Data Block Start
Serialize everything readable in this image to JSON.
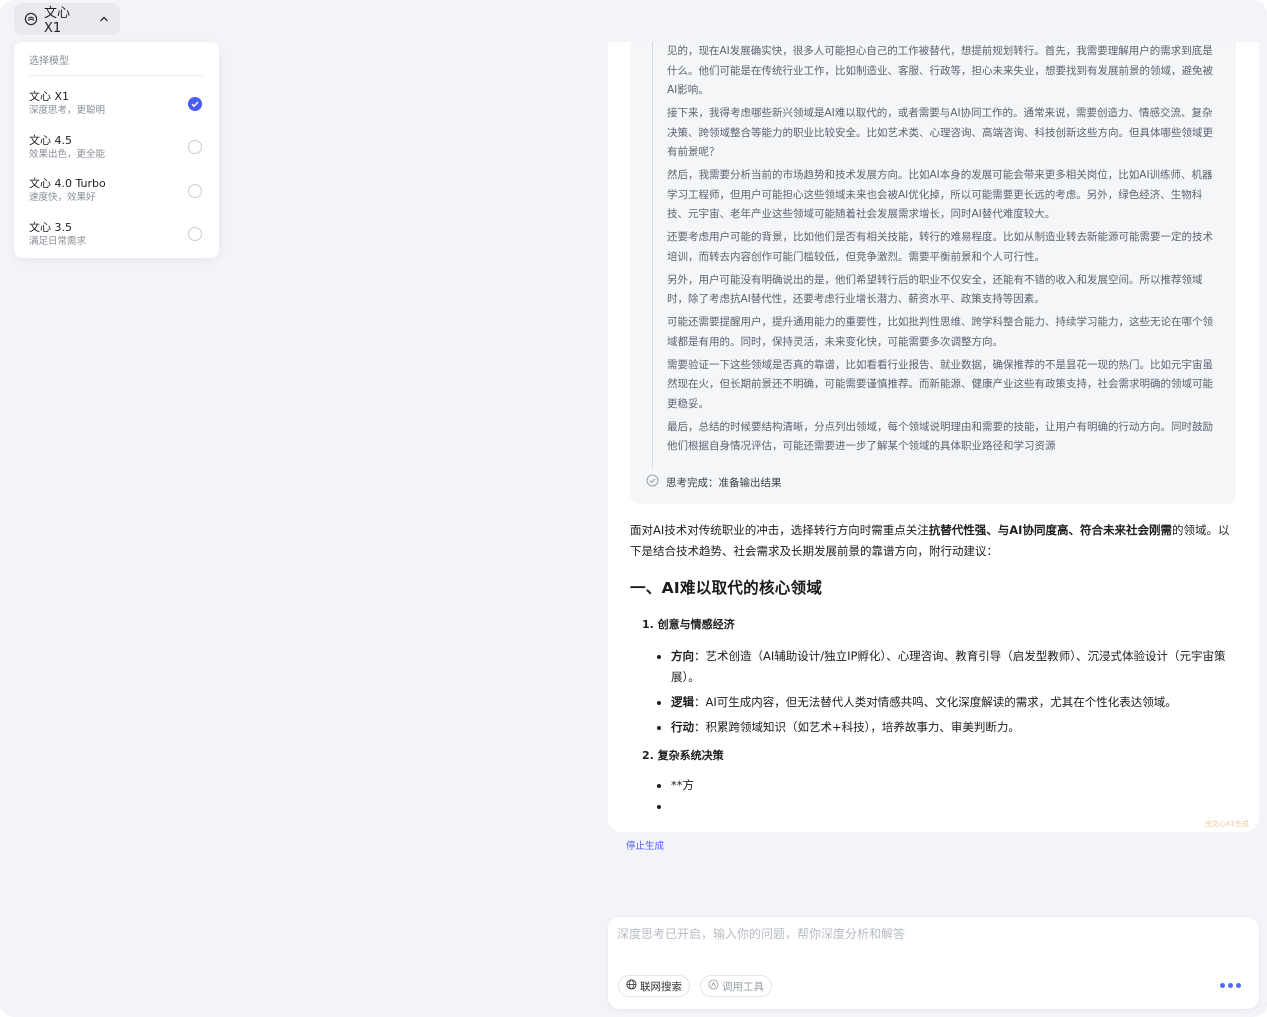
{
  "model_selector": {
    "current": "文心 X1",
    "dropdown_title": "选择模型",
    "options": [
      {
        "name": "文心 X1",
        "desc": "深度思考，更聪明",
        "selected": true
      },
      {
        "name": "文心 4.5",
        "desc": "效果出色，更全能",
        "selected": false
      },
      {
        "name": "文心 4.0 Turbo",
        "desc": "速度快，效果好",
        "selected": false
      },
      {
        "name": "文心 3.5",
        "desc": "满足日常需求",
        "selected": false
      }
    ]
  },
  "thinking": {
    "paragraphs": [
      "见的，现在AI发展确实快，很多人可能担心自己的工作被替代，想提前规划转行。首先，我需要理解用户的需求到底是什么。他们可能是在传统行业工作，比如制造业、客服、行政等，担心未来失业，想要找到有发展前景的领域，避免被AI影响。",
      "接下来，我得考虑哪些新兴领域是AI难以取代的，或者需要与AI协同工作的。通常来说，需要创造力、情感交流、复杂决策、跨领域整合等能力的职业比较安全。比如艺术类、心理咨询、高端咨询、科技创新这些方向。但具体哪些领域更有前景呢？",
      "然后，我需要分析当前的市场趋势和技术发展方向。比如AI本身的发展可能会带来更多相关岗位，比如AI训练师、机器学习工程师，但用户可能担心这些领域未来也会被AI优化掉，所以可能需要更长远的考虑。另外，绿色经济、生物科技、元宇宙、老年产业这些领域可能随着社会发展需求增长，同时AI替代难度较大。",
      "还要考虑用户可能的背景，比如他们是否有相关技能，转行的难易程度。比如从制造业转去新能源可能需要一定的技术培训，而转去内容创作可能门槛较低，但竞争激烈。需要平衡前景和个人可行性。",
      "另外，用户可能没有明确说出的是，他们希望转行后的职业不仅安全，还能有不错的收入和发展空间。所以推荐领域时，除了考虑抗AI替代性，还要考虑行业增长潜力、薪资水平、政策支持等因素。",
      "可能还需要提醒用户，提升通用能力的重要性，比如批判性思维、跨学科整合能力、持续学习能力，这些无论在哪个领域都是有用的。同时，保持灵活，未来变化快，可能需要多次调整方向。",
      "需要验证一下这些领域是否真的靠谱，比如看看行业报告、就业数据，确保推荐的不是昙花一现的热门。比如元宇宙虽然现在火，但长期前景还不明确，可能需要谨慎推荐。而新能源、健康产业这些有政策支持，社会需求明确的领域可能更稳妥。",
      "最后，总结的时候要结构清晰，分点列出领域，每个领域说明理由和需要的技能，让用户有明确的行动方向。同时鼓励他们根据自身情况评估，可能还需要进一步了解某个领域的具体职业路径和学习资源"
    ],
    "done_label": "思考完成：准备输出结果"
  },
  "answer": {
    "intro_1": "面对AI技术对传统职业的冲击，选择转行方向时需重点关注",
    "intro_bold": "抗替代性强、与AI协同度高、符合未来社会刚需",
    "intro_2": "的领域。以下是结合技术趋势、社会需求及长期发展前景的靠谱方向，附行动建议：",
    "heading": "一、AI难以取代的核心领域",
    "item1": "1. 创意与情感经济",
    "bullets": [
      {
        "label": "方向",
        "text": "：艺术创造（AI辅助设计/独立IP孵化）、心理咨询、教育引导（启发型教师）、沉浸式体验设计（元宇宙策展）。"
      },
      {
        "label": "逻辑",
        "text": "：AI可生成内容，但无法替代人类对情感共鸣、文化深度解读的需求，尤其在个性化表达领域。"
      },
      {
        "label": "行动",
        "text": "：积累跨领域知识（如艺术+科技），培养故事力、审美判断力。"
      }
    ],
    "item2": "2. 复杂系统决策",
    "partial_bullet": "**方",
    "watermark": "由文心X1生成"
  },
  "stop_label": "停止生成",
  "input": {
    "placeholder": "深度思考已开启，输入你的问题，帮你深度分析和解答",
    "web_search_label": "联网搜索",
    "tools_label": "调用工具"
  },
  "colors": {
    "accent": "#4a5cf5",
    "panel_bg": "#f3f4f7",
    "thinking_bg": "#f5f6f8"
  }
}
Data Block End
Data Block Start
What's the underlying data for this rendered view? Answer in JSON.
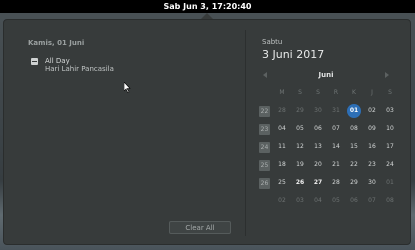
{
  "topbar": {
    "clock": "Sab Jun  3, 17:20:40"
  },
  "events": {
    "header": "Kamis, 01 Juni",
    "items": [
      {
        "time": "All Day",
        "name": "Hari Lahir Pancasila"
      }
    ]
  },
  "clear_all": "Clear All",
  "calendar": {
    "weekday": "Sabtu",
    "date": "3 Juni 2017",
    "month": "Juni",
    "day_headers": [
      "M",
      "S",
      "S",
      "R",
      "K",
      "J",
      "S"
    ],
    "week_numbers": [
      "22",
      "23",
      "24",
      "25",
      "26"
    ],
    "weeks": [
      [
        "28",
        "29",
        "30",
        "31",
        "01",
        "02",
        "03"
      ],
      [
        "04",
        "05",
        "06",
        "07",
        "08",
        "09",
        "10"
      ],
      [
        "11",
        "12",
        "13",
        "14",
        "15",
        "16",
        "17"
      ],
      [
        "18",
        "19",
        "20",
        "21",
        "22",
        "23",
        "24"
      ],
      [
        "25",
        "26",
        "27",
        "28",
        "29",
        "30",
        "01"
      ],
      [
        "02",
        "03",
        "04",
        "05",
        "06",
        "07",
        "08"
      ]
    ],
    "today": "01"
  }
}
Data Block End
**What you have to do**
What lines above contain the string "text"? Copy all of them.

**Task output**
        "text": "：艺术创造（AI辅助设计/独立IP孵化）、心理咨询、教育引导（启发型教师）、沉浸式体验设计（元宇宙策展）。"
        "text": "：AI可生成内容，但无法替代人类对情感共鸣、文化深度解读的需求，尤其在个性化表达领域。"
        "text": "：积累跨领域知识（如艺术+科技），培养故事力、审美判断力。"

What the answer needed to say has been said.